__What this task involves__
Below are entries. Pull out all lines containing "screenshot".

__Dataset excerpts__
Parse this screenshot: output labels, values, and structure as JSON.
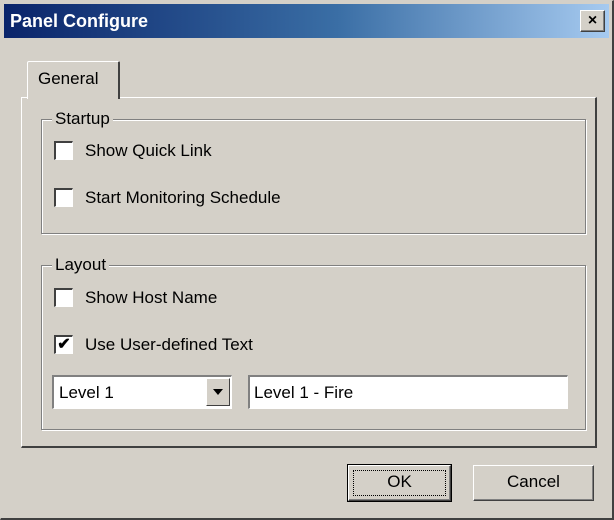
{
  "window": {
    "title": "Panel Configure",
    "close_glyph": "×",
    "close_icon": "close-icon"
  },
  "tabs": [
    {
      "label": "General",
      "selected": true
    }
  ],
  "startup": {
    "label": "Startup",
    "show_quick_link": {
      "label": "Show Quick Link",
      "checked": false
    },
    "start_monitoring_schedule": {
      "label": "Start Monitoring Schedule",
      "checked": false
    }
  },
  "layout": {
    "label": "Layout",
    "show_host_name": {
      "label": "Show Host Name",
      "checked": false
    },
    "use_user_defined_text": {
      "label": "Use User-defined Text",
      "checked": true,
      "mark": "✔"
    },
    "level_select": {
      "value": "Level 1",
      "icon": "chevron-down-icon"
    },
    "text_value": "Level 1 - Fire"
  },
  "buttons": {
    "ok": "OK",
    "cancel": "Cancel"
  }
}
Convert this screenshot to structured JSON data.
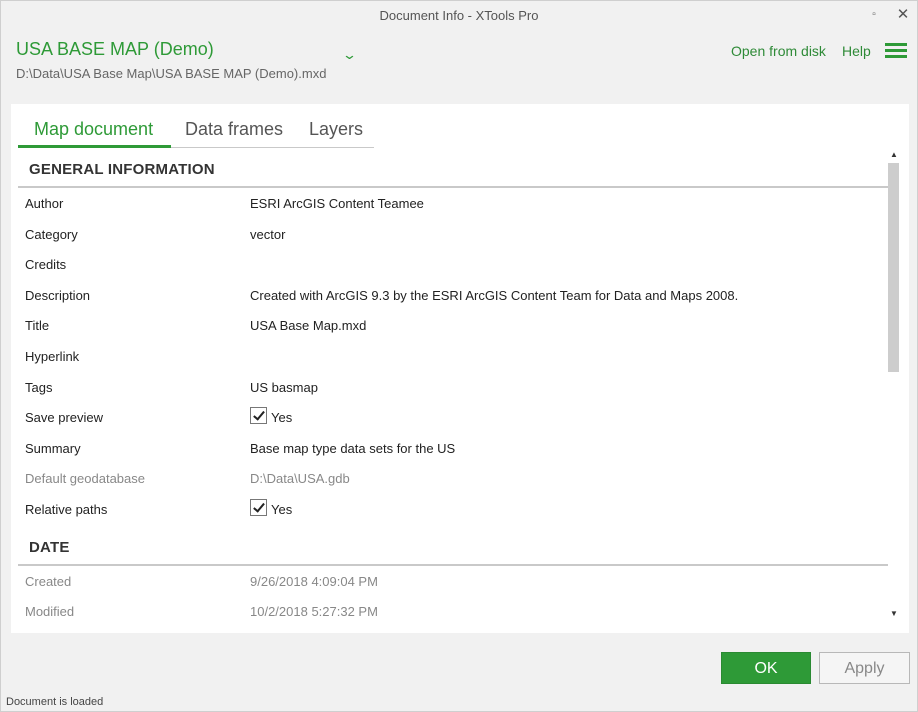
{
  "window": {
    "title": "Document Info - XTools Pro",
    "maximize_glyph": "▫",
    "close_glyph": "✕"
  },
  "document": {
    "name": "USA BASE MAP (Demo)",
    "path": "D:\\Data\\USA Base Map\\USA BASE MAP (Demo).mxd",
    "chevron_glyph": "⌄"
  },
  "toolbar": {
    "open_from_disk": "Open from disk",
    "help": "Help"
  },
  "tabs": [
    "Map document",
    "Data frames",
    "Layers"
  ],
  "general": {
    "heading": "GENERAL INFORMATION",
    "rows": [
      {
        "label": "Author",
        "value": "ESRI ArcGIS Content Teamee"
      },
      {
        "label": "Category",
        "value": "vector"
      },
      {
        "label": "Credits",
        "value": ""
      },
      {
        "label": "Description",
        "value": "Created with ArcGIS 9.3 by the ESRI ArcGIS Content Team for Data and Maps 2008."
      },
      {
        "label": "Title",
        "value": "USA Base Map.mxd"
      },
      {
        "label": "Hyperlink",
        "value": ""
      },
      {
        "label": "Tags",
        "value": "US basmap"
      },
      {
        "label": "Save preview",
        "value": "Yes"
      },
      {
        "label": "Summary",
        "value": "Base map type data sets for the US"
      },
      {
        "label": "Default geodatabase",
        "value": "D:\\Data\\USA.gdb"
      },
      {
        "label": "Relative paths",
        "value": "Yes"
      }
    ]
  },
  "date": {
    "heading": "DATE",
    "rows": [
      {
        "label": "Created",
        "value": "9/26/2018 4:09:04 PM"
      },
      {
        "label": "Modified",
        "value": "10/2/2018 5:27:32 PM"
      }
    ]
  },
  "scroll": {
    "up_glyph": "▲",
    "down_glyph": "▼",
    "position": 0.0,
    "visible_fraction": 0.47
  },
  "buttons": {
    "ok": "OK",
    "apply": "Apply"
  },
  "status": "Document is loaded",
  "colors": {
    "accent": "#2e9a37",
    "muted_text": "#888888"
  }
}
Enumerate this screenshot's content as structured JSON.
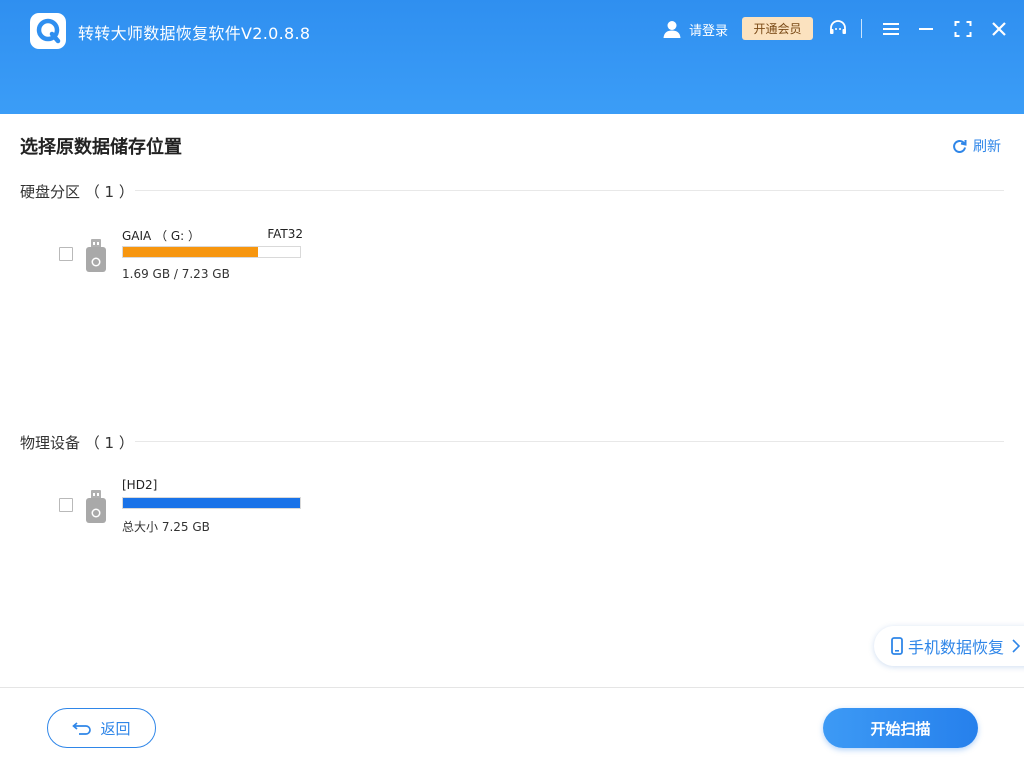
{
  "header": {
    "app_title": "转转大师数据恢复软件V2.0.8.8",
    "login_label": "请登录",
    "vip_label": "开通会员",
    "icons": [
      "logo-icon",
      "user-icon",
      "headset-icon",
      "menu-icon",
      "minimize-icon",
      "maximize-icon",
      "close-icon"
    ]
  },
  "main": {
    "page_title": "选择原数据储存位置",
    "refresh_label": "刷新",
    "sections": [
      {
        "title": "硬盘分区 （ 1 ）",
        "drives": [
          {
            "name": "GAIA （ G: ）",
            "filesystem": "FAT32",
            "size_text": "1.69 GB / 7.23 GB",
            "usage": 0.76,
            "bar_color": "#f7960f"
          }
        ]
      },
      {
        "title": "物理设备 （ 1 ）",
        "drives": [
          {
            "name": "[HD2]",
            "filesystem": "",
            "size_text": "总大小 7.25 GB",
            "usage": 1.0,
            "bar_color": "#1a73e8"
          }
        ]
      }
    ]
  },
  "phone_recovery": {
    "label": "手机数据恢复"
  },
  "footer": {
    "back_label": "返回",
    "scan_label": "开始扫描"
  },
  "colors": {
    "header": "#3b9af5",
    "accent": "#2f86e8",
    "vip_bg": "#fbe2bf",
    "usage_orange": "#f7960f",
    "usage_blue": "#1a73e8"
  }
}
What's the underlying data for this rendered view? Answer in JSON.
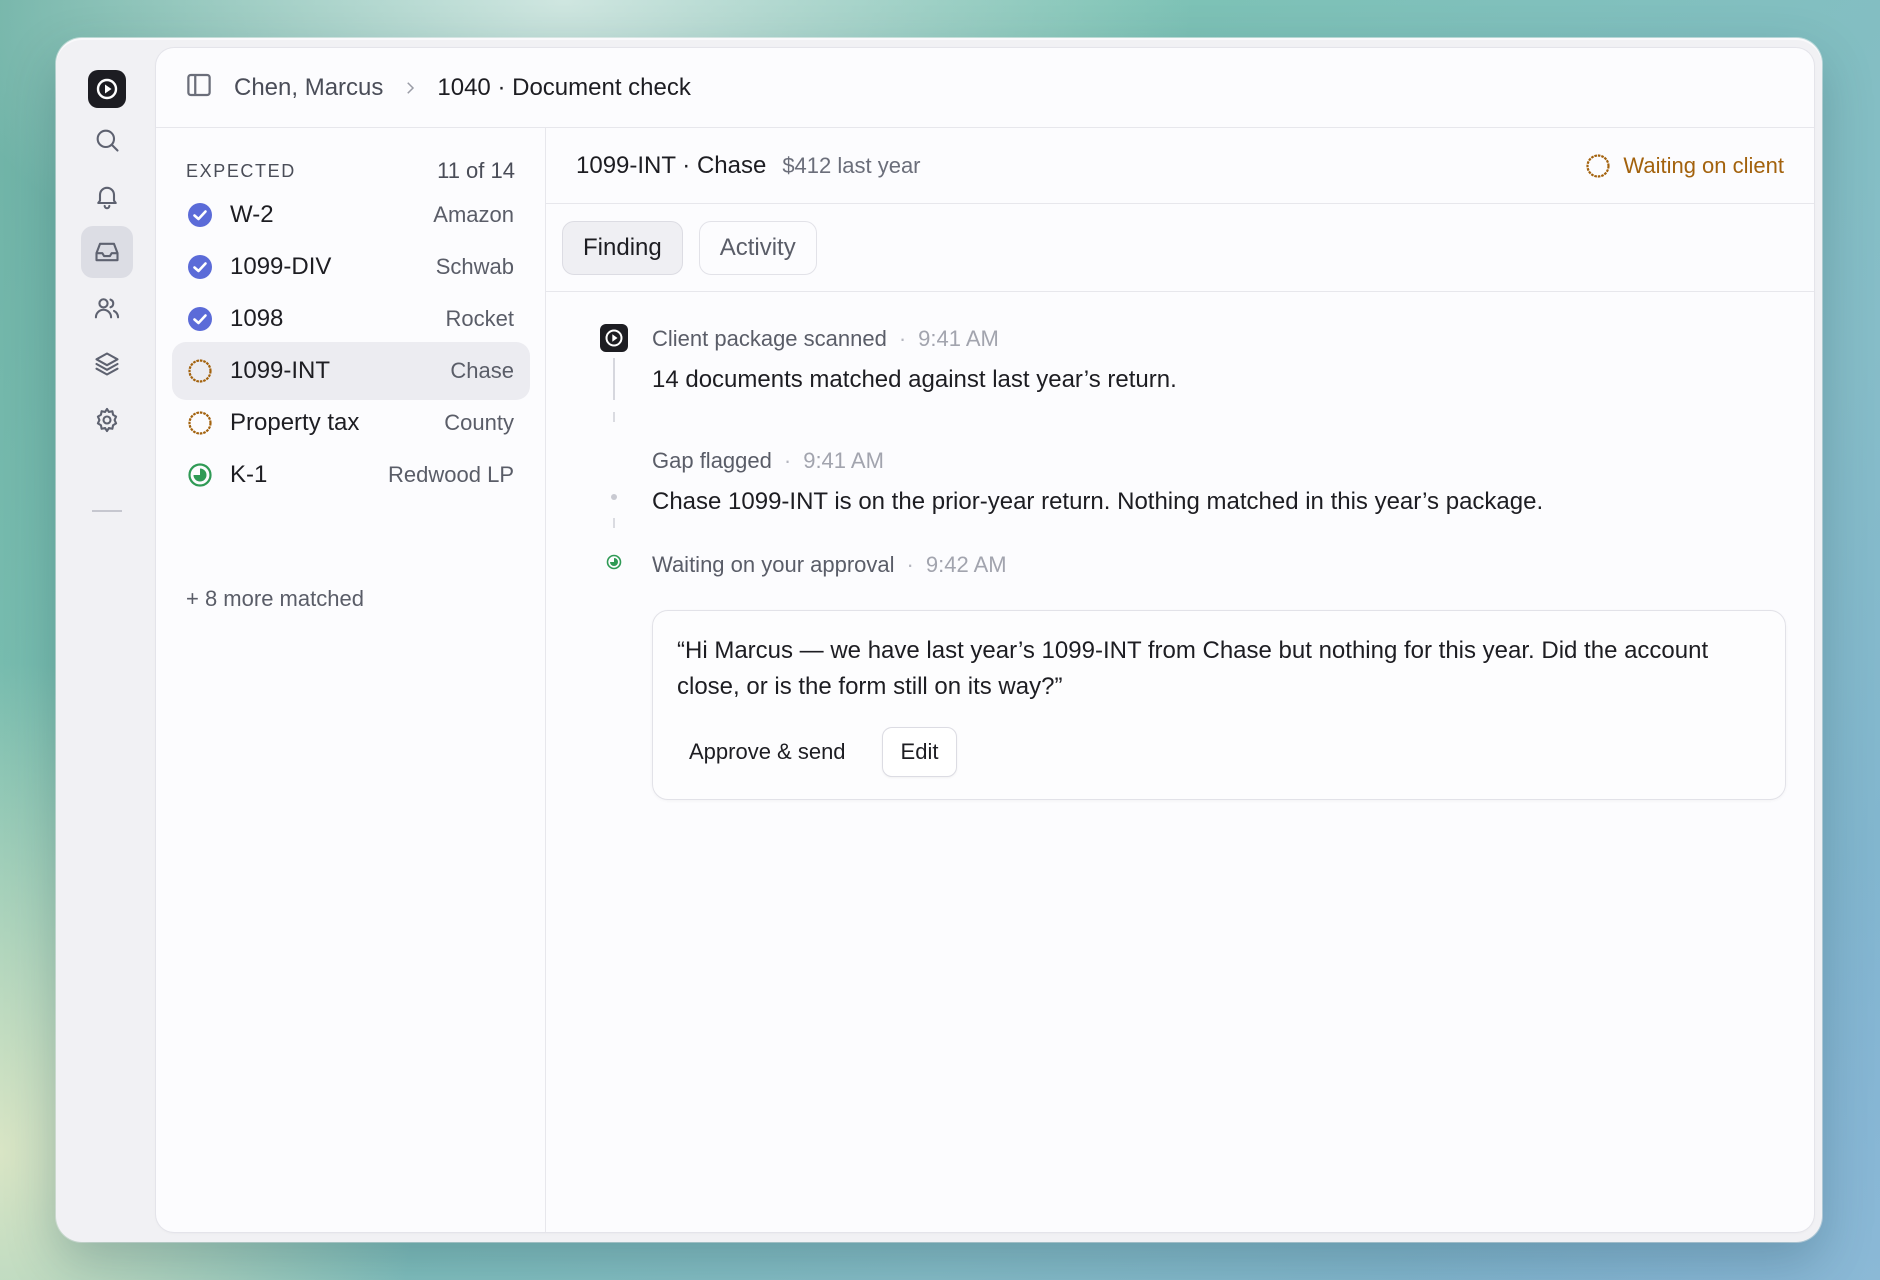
{
  "app": {
    "colors": {
      "accent_blue": "#5b6bd8",
      "pending_orange": "#a3620d",
      "done_green": "#2f9a55"
    }
  },
  "rail": {
    "items": [
      {
        "icon": "search-icon"
      },
      {
        "icon": "bell-icon"
      },
      {
        "icon": "inbox-icon",
        "active": true
      },
      {
        "icon": "users-icon"
      },
      {
        "icon": "layers-icon"
      },
      {
        "icon": "gear-icon"
      }
    ]
  },
  "breadcrumb": {
    "client": "Chen, Marcus",
    "page": "1040 · Document check"
  },
  "expected": {
    "label": "EXPECTED",
    "count": "11 of 14",
    "items": [
      {
        "name": "W-2",
        "issuer": "Amazon",
        "status": "checked"
      },
      {
        "name": "1099-DIV",
        "issuer": "Schwab",
        "status": "checked"
      },
      {
        "name": "1098",
        "issuer": "Rocket",
        "status": "checked"
      },
      {
        "name": "1099-INT",
        "issuer": "Chase",
        "status": "pending",
        "selected": true
      },
      {
        "name": "Property tax",
        "issuer": "County",
        "status": "pending"
      },
      {
        "name": "K-1",
        "issuer": "Redwood LP",
        "status": "in-progress"
      }
    ],
    "more": "+ 8 more matched"
  },
  "detail": {
    "title": "1099-INT · Chase",
    "amount": "$412 last year",
    "status": "Waiting on client",
    "tabs": [
      {
        "label": "Finding",
        "active": true
      },
      {
        "label": "Activity",
        "active": false
      }
    ]
  },
  "feed": {
    "events": [
      {
        "title": "Client package scanned",
        "time": "9:41 AM",
        "body": "14 documents matched against last year’s return."
      },
      {
        "title": "Gap flagged",
        "time": "9:41 AM",
        "body": "Chase 1099-INT is on the prior-year return. Nothing matched in this year’s package."
      },
      {
        "title": "Waiting on your approval",
        "time": "9:42 AM"
      }
    ],
    "draft": {
      "message": "“Hi Marcus — we have last year’s 1099-INT from Chase but nothing for this year. Did the account close, or is the form still on its way?”",
      "approve_label": "Approve & send",
      "edit_label": "Edit"
    }
  }
}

__Response__
Parse this screenshot: output labels, values, and structure as JSON.
Convert this screenshot to structured JSON data.
Enumerate this screenshot's content as structured JSON.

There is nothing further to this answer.